By verifying protein-protein interactions and associated molecular functions, the researchers found that Fet3p, produced at different temperatures, has distinct functions in different cell compartments. Zhou says thermal acclimatization altered protein folding and function, allowing a polypeptide to take on multiple structures and functions in moonlight depending on the growing environment. “These results together show the plasticity of the proteome and reveal prior unknown strategies available to organisms facing long-term temperature challenges. For a simple organism like yeast, which has very limited alternative splicing, such plasticity of the proteome or alternative protein folding induced by the environment conditions, allows this organism to survive a surprisingly wide range of difficult habitats. “
While excited about the discovery of an evolutionary coded strategy that allows yeast to adapt to different temperatures, Zhou points out that resilience cannot be assumed. “We know there is a limit to plasticity – above a certain temperature the yeast will die. Our hope is that this work will enable efforts to learn from Mother Nature about how organisms grow. adapt to climate change by implementing the encoded plasticity of their proteins.Some species have undergone several rounds of climate change over the course of Earth’s history and their genomes / proteomes may have learned to cope with such changes. at the same time, many species are new to climate change and are most likely threatened with extinction due to current global warming. We are happy to contribute to pressing issues at the molecular level and welcome collaborations. “

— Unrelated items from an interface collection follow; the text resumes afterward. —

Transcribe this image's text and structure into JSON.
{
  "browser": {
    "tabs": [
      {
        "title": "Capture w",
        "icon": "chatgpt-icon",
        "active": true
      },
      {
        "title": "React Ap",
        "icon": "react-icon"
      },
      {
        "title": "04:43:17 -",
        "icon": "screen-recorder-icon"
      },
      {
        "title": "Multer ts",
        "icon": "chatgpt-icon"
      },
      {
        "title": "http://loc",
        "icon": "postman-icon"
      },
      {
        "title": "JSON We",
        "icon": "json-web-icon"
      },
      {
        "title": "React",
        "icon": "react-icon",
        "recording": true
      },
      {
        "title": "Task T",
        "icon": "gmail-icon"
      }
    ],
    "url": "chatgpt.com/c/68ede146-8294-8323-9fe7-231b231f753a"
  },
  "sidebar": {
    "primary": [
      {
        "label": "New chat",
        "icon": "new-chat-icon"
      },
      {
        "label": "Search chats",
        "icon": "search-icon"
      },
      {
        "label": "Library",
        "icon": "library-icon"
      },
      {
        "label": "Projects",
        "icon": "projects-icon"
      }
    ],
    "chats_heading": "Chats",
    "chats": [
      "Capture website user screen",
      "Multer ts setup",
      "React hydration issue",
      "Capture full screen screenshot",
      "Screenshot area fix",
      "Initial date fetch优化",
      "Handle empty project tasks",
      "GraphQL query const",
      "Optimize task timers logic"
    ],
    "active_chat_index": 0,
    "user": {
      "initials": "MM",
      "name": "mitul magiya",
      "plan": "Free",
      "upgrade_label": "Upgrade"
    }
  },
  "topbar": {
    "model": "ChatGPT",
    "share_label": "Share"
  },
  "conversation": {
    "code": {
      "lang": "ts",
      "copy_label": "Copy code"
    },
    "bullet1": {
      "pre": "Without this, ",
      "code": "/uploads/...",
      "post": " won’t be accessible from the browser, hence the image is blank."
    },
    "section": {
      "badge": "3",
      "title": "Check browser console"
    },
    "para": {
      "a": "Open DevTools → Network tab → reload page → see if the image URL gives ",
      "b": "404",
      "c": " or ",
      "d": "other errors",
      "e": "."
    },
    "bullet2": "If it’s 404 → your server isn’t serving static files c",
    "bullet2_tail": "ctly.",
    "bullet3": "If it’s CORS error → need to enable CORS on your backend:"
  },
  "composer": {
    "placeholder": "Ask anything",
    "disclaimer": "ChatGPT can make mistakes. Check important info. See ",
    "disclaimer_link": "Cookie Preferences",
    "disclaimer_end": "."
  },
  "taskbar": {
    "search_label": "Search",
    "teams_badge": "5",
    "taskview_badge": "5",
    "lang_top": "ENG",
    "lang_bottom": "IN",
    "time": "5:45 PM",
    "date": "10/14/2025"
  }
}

Zhou will continue to dig into the molecular details of what changes inside cells during long-term temperature changes and plans to include single animals in his exploration of protein plasticity. He will also study the impact of temperature change on aging.